States and territories also have environmental laws that protect ecosystems and species that are important across the state.
A national species and habitat assessment system is incorporated into the law to protect the environment and important cultural sites.
“A species or ecosystem is deemed vulnerable, endangered, or critically endangered when its population declines to the point that it requires protection. In order to ensure the survival of species in danger of extinction, the legislation must identify and protect threats to the species’ survival. Also, the laws govern whether mining, urban expansion, and agricultural clearing are permitted. If a project is considered to have a significant impact on matters of national environmental significance, the developer must submit it for assessment. If a project requires an assessment under federal law, the environment department will make that determination, with the environment minister making the final decision on whether to approve or deny the project.”, ~ Mr Grégory THUAN DIT DIEUDONNÉ – Founder of Avocat International Thuan
Official reports indicate that the EPBC Act has failed to meet its key objective of protecting and conserving the environment. According to the government’s five-yearly state of the environment report, threats are increasing and ecosystems are in decline. Australia has the highest mammal extinction rate in the world.
An Australian National Audit Office review of the government’s administration of the act concluded that it was inefficient and ineffective and that environmental risks were not adequately managed.
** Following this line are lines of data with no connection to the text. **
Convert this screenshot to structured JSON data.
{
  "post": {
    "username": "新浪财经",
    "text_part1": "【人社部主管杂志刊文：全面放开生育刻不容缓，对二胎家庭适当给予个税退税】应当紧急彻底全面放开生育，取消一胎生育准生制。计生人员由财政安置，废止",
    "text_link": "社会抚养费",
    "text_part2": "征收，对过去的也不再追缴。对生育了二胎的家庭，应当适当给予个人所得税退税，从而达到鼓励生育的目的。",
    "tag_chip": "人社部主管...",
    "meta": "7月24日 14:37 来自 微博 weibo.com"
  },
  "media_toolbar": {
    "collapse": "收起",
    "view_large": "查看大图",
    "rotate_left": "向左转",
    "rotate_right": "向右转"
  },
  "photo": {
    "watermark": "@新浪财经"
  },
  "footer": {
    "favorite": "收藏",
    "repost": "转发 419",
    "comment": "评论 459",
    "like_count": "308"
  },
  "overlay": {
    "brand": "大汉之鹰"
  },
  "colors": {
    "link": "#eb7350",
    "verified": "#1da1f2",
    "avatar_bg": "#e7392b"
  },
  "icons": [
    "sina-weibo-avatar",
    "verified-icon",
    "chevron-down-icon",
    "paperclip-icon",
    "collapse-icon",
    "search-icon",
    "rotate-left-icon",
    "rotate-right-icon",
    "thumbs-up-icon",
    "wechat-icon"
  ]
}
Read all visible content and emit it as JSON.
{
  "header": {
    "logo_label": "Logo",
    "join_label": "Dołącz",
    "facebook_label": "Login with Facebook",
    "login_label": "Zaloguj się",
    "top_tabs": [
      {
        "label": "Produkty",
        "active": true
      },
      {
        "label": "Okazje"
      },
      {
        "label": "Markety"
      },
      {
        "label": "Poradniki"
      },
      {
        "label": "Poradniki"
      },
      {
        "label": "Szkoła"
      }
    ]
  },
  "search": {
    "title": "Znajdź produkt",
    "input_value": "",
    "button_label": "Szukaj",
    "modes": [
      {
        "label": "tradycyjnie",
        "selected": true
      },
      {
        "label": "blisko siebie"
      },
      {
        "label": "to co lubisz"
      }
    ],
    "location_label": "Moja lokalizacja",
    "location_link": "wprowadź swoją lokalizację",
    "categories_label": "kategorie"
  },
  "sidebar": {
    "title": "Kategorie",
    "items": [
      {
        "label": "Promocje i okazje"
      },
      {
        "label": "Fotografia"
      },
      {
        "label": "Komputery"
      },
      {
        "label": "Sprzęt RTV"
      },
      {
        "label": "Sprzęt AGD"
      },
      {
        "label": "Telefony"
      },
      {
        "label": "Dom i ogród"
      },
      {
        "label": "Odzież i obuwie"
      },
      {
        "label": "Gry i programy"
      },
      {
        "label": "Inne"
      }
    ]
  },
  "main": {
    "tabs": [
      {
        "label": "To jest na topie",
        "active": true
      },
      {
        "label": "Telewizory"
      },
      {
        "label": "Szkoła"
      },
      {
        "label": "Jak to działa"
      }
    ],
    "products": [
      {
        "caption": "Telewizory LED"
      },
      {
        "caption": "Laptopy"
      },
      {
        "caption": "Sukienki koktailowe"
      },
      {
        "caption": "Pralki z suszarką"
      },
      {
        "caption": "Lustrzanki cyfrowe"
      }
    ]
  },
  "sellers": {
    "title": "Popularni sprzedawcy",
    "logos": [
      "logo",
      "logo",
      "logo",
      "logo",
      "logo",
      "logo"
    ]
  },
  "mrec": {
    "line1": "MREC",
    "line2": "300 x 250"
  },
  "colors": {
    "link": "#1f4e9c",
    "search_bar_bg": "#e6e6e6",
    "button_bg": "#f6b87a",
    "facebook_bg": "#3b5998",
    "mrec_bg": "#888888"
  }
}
Additionally, the department’s funding cuts from 2014-15 had slowed the assessment and approval processes.
Conservationists argue that the current system is failing to stem an extinction crisis. Their primary concern is that the act gives too much discretion to ministers in implementing laws – such as recovery plans. According to them, environmental protection has been overshadowed by decisions under the Act. Meanwhile, developers are concerned that the federal laws may duplicate or conflict with those at the state level.
Between 2000 and June 2019, the national audit office reported that 6,253 proposed actions were sent to the environment minister for review. Of those, 5,088 were approved and just 21 were deemed unacceptable.
As part of its economic response to the Covid-19 outbreak, the government has signalled it wishes to streamline environmental approvals. The report may recommend stricter protections for the environment.